Sharon Brumley works on pouring fusion samples into cone molds to deturmine the total gold content in a sample at the Cripple Creek & Victor Gold mine (in a joint venture with AngloGold Ashanti - or something like that... ) in Victor (and Cripple Creek), Colorado, U.S. Photographer: Matthew Staver/Bloomberg

Bloomberg and Reuters

ANGLOGOLD Ashanti, the world’s third-largest gold producer, climbed its most in seven months after selling its Cripple Creek & Victor mine to Newmont Mining. This ended speculation it would have to issue shares.

AngloGold rallied as much as 15 percent yesterday to R122.76 before closing 11.36 percent higher at R118.46.

Reduce debt

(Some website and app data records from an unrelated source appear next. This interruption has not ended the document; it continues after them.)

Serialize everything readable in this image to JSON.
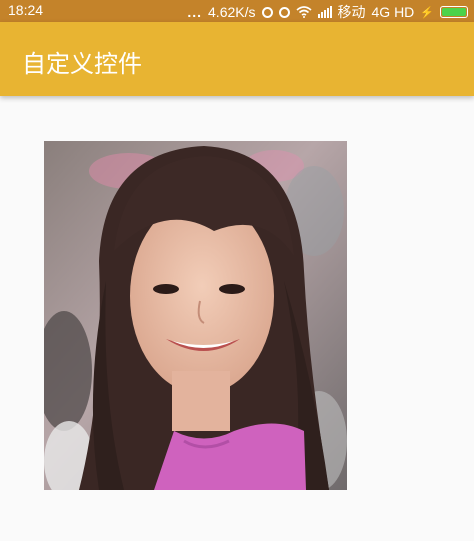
{
  "status_bar": {
    "time": "18:24",
    "dots": "...",
    "speed": "4.62K/s",
    "carrier": "移动",
    "network": "4G HD",
    "charging_glyph": "⚡"
  },
  "app_bar": {
    "title": "自定义控件",
    "color": "#e8b432"
  },
  "photo": {
    "subject": "portrait of smiling woman with long dark hair in pink top",
    "icon": "photo-image"
  }
}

The sale of the Colorado mine for $820 million (R10.3 billion), plus 2.5 percent of future gold production, would reduce AngloGold’s net debt to its target level of 1.5 times earnings, chief executive Srinivasan Venkatakrishnan said yesterday.

The sale would help AngloGold get most of the way to its goal of reducing debt by $1bn.

Weaker oil prices, and a softer rand – which reduces local costs relative to the US dollars the company gets for its gold – have helped AngloGold cut costs. Newmont will issue 29 million shares to help pay for the mine, which is undergoing expansion.

“We have achieved this without any dilution to shareholders, and importantly, it eliminates the potential equity overhang on the stock,” Venkatakrishnan said. “We have no plans to issue any equity.”

AngloGold’s aim to cut its $3.1bn net debt – which was almost twice adjusted earnings before interest, taxes, depreciation, and amortisation (Ebitda) at March 31 – had raised concerns among shareholders that it might be forced to sell shares.


Newmont chief executive Gary Goldberg said it represented “a value-accretive opportunity for Newmont to improve mine life and costs in a favourable jurisdiction”.

Investors last year rejected a plan to raise equity to lower debt and split the company’s South African and foreign assets. “We expect the asset disposal to be a positive catalyst for the stock, reducing investor concerns of a potential capital raise,” said Andrew Byrne, an analyst at Barclays London.

Proceeds from the sale represented about a quarter of AngloGold’s market value, while the asset produced less than 5 percent of the company’s gold, Venkatakrishnan said.

It also saves $200m on capital spending in the next two years.

The money would be ring-fenced for debt reduction, said finance director Christine Ramon.

While the company is leaving its options open, it will consider repaying $1.25bn in bonds with an 8.5 percent coupon due July 2020. The bonds have a call option in July next year.

Discussions over selling AngloGold’s Sadiola asset in Mali to Iamgold were ongoing, Venkatakrishnan said.

Like rival gold miners, AngloGold is cutting costs and lowering debt built up in the decade-long bull run in the precious metal to 2011. The company last year attempted to split its international and South African operations but was thwarted after investors rejected a plan to reduce its debt through a share sale.

Talks on Iamgold’s possible purchase of AngloGold Ashanti’s stakes in two gold mines in Mali were moving along well, but there was no urgency to do a deal, Venkatakrishnan said.

Canadian-based Iamgold and AngloGold each own 41 percent of the Sadiola mine in south-western Mali and 40 percent of the nearby Yatela mine. – Bloomberg and Reuters